About the advancement of the kingdom, we don’t have a choice. We can decide whether God would have us to be worship-driven or seeker-driven, but in either case we are to advance the kingdom.

Normally, advancing the kingdom results in measurable growth that you can plot on a graph. Let me go out on a limb here.

Normally, advancing the kingdom results in measurable growth that you can plot on a graph. There are exceptions. There are rural areas where the growth is limited. There are seasons of spiritual restoration where we concentrate on issues other than growth. There are areas where the population is shrinking and a numerical plateau is a victory.

Still, this does not take away from the fact that normally, the advancement of the kingdom results in measurable growth that you can plot on a graph.

We must grapple with the fact that the graph of church attendance in America for the past generation is a flat-line. In my mind, it is a picture of corporate disobedience on our part. I ask you to join me in a posture of corporate repentance.

Repentance suggests we will change. We will do something different in the future than we have done in the past. We will take responsibility for our part of the work, and do all we can to join hands with others to help advance the kingdom together.

Somewhere along the line, someone will accuse you of following your ego, or they will say this is impossible or give some other reason why we should not pursue numerical growth. When this happens, I suggest you consider these five steps to giving them a dream.

Rooted in the Word

The pastor must say over and over, “The Bible says. . . that is why we are doing this.” Write it down; many will be opposed to the growth of the group.

I was in a group recently where we were discussing a the purpose of an organization. One person spoke up and emphatically said, “I don’t need to do outreach. I just need fellowship.” We need to say over and over and over again, “Yes, but what does the Bible say?”

What does the Bible say? Here are a few of my favorite verses. First, the most common word that Jesus used for the people of God is “the kingdom.” He did not speak so much about a church as he spoke about the kingdom. We don’t have a word that closely parallels this word in our culture. The closest we can get is the word “country.” But, our concept of a country is to mind its own business, protect its borders, and take care of its own. Not so a kingdom.
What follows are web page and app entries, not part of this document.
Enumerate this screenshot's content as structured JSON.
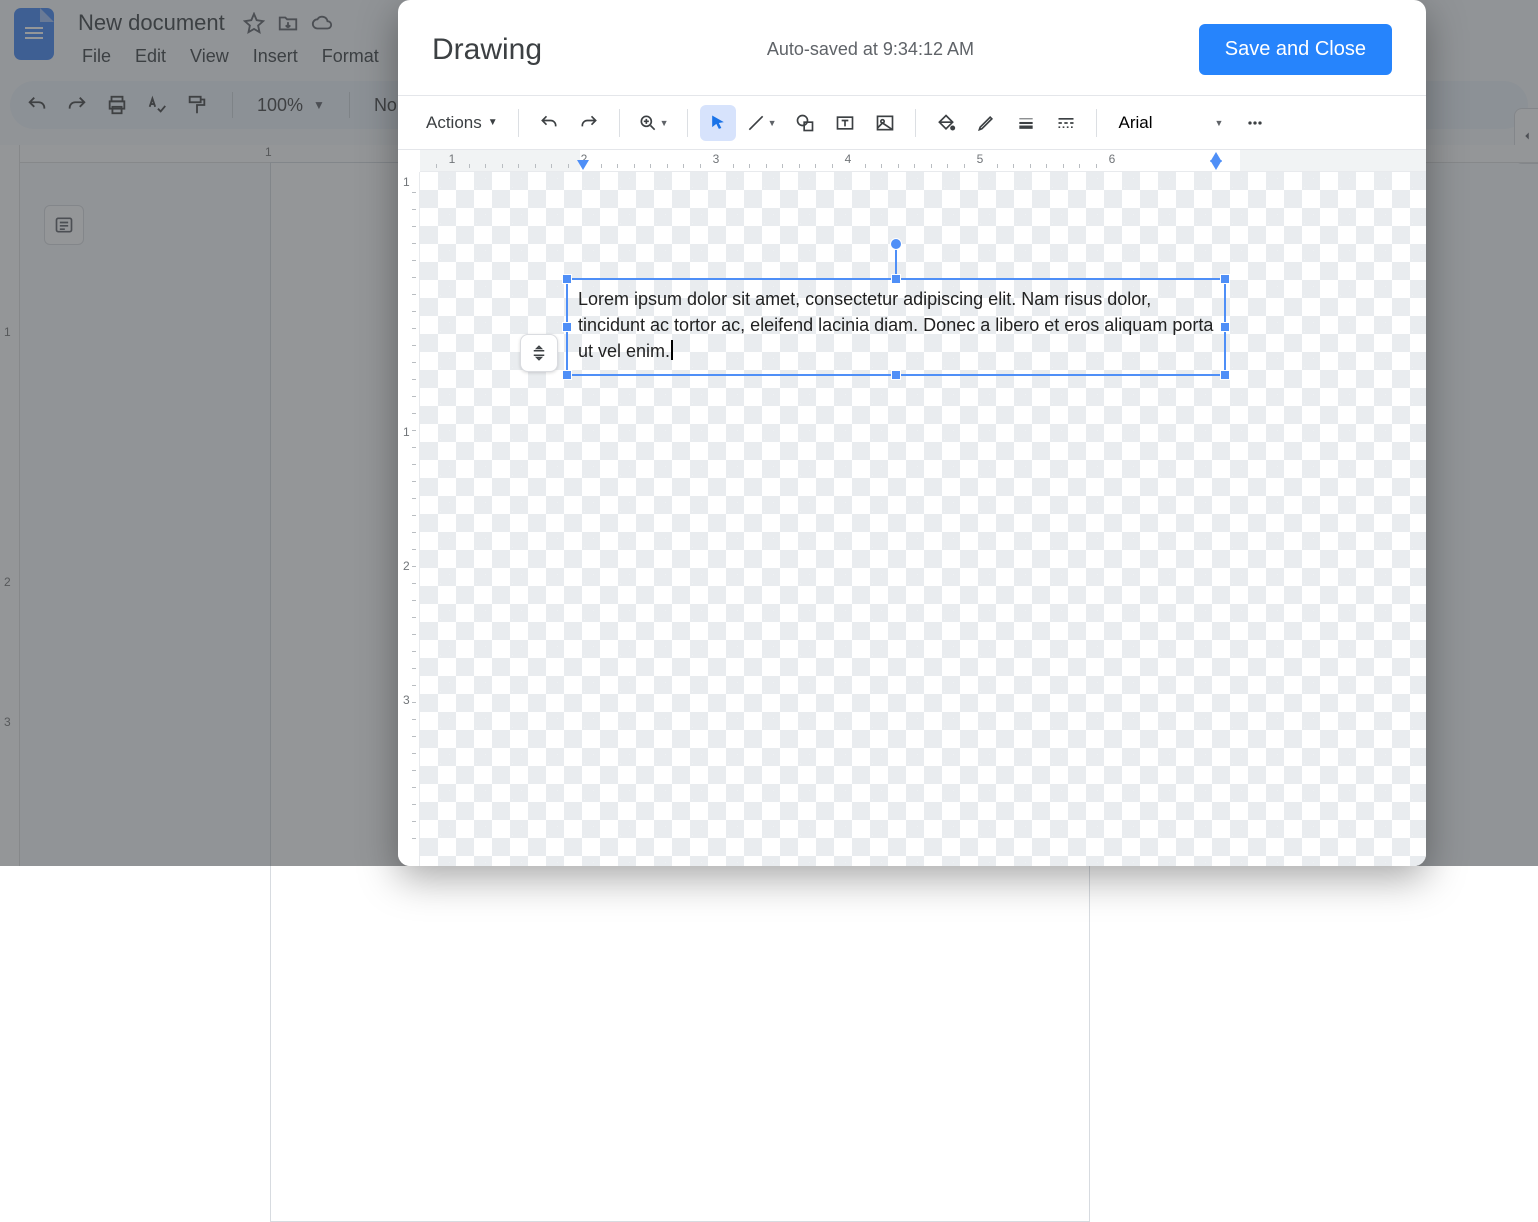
{
  "docs": {
    "title": "New document",
    "menus": [
      "File",
      "Edit",
      "View",
      "Insert",
      "Format"
    ],
    "toolbar": {
      "zoom": "100%",
      "style": "Norm"
    },
    "top_ruler_mark": "1",
    "left_ruler": [
      "1",
      "2",
      "3"
    ]
  },
  "modal": {
    "title": "Drawing",
    "autosave": "Auto-saved at 9:34:12 AM",
    "save_label": "Save and Close",
    "actions_label": "Actions",
    "font": "Arial",
    "h_ruler_nums": [
      "1",
      "2",
      "3",
      "4",
      "5",
      "6"
    ],
    "v_ruler_nums": [
      "1",
      "1",
      "2",
      "3"
    ],
    "textbox_text": "Lorem ipsum dolor sit amet, consectetur adipiscing elit. Nam risus dolor, tincidunt ac tortor ac, eleifend lacinia diam. Donec a libero et eros aliquam porta ut vel enim."
  }
}
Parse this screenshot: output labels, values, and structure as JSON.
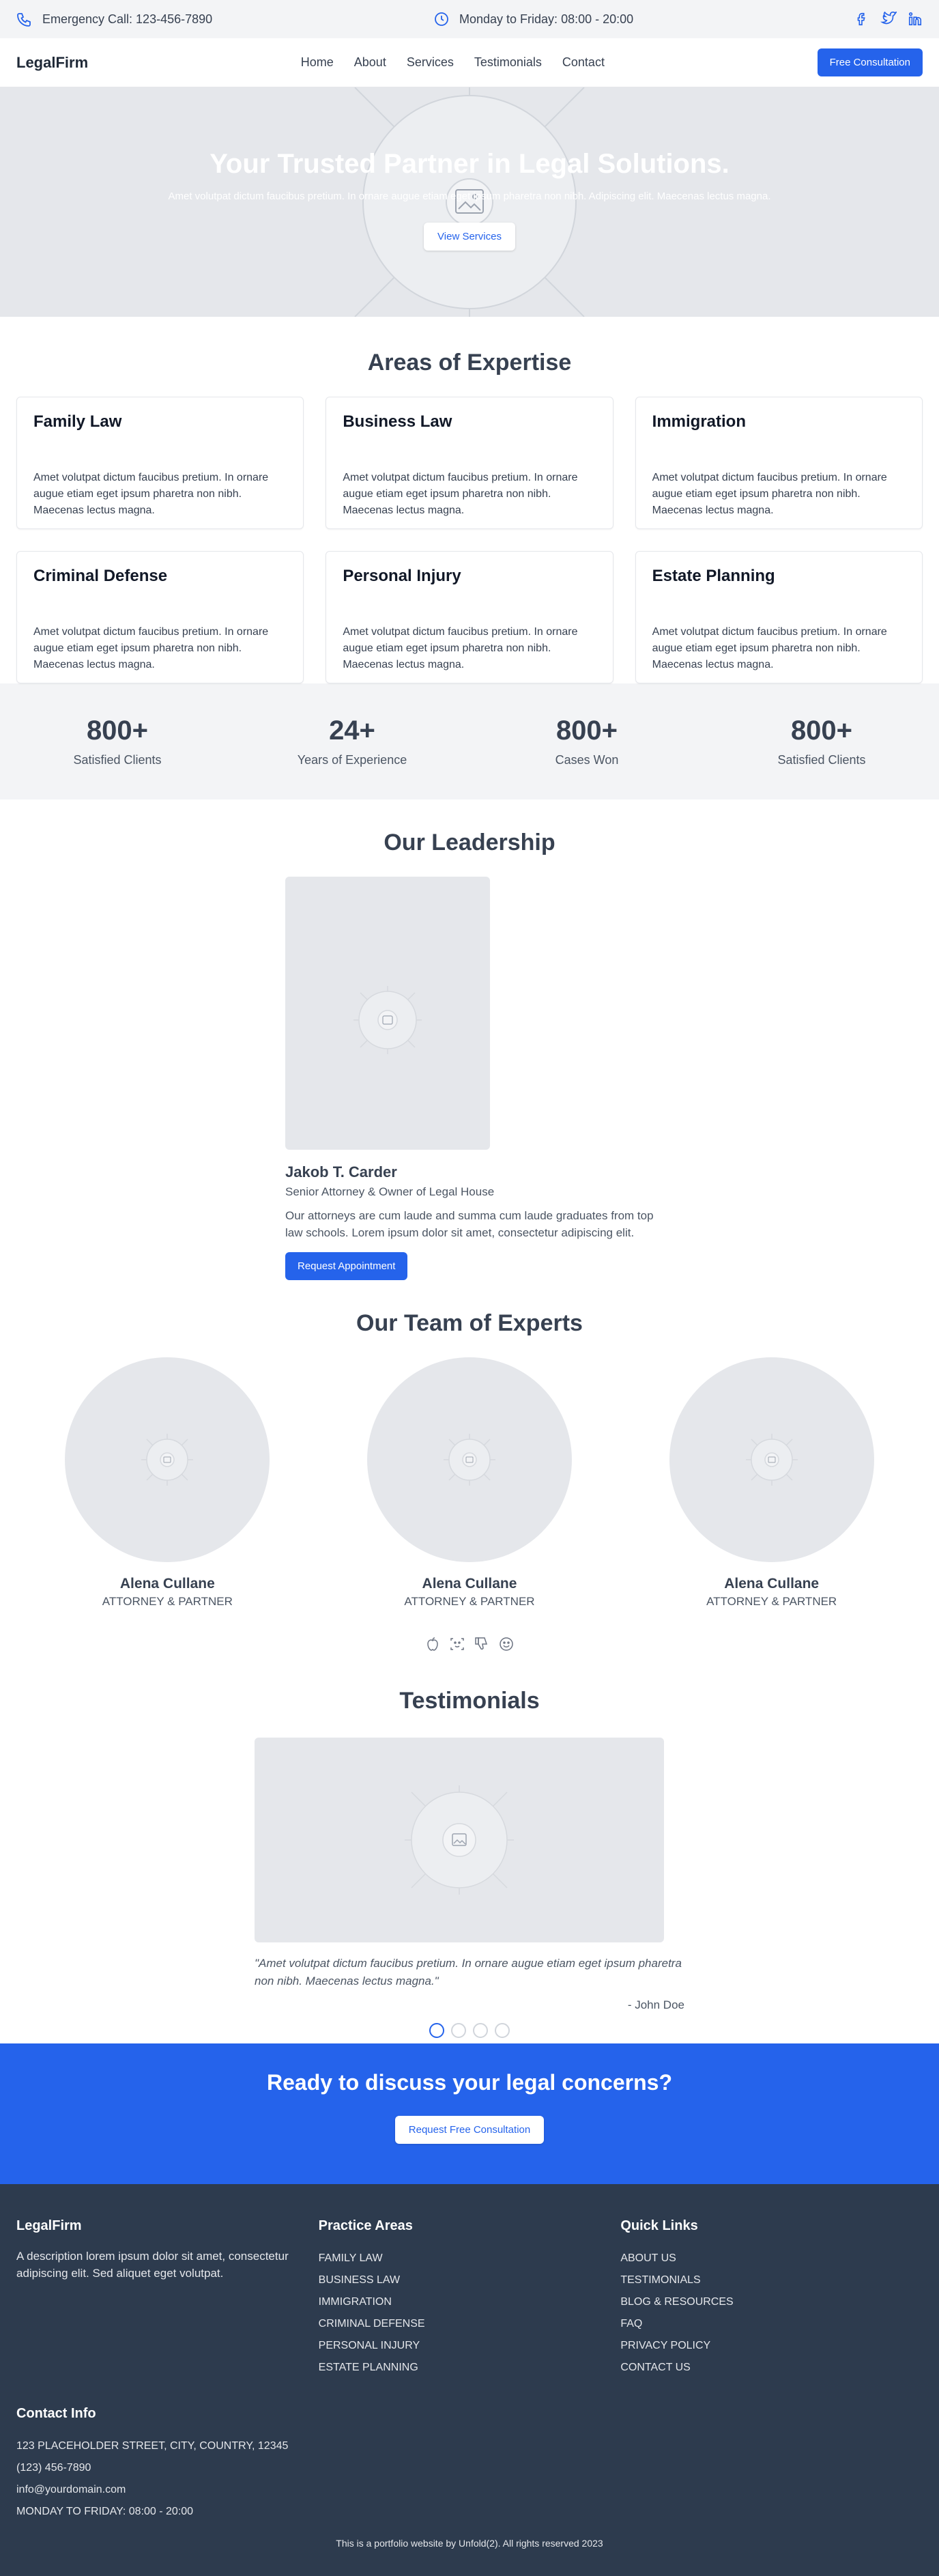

The role of a kingdom was to advance. It was to take over. This is seen clearly in Matthew 11:12, “The kingdom of heaven has been forcefully advancing, and forceful men lay hold of it.”

This is what kingdoms do, they take over. Alexander the Great and the Greek kingdom rolled through and took over. Then the Roman kingdom rolled through and took over. This is what kingdoms did. When Jesus spoke of the kingdom, people expected a political kingdom. He did not mean a political kingdom but he did mean a kingdom.

Jesus taught that the kingdom is like a mustard seed. It starts out little bitty and grows to be really big. (Luke 13:19) It is like a little bit of yeast that in time grows and permeates the whole batch of dough. (Luke 13.21) If we are entering Christ’s kingdom, we don’t have any choice as to whether or not we want to grow. The kingdom is like a seed and like yeast–it grows.

Jesus told us, in the form of a command, to go and make disciples of all nations. (Matthew 28:19) It is impossible to be obedient to His command and not see the church grow. Perhaps not impossible. In a situation where the population is declining we might not see numerical growth. There can be seasons where a church might need to work on internal matters for a season. But, the normal thing for a normal church under normal circumstances is to grow.

In Acts we read that “the number of disciples increased rapidly.” (Acts 6:7) Paul prayed that the message of the Lord would spread rapidly. (2 Thessalonians 3:1) I wish I had a nickel for every time I have heard someone say, “I believe in slow, steady growth because I believe that slow, steady growth is healthy growth.” That makes sense to me. It is just not what the Bible says. The example of the Bible is to pray that the gospel would spread rapidly. Not slowly; rapidly.

The vision needs to be rooted in the Word of God. Over and over we need to say to the people, “The Bible says. . . that is why we want to grow this church.”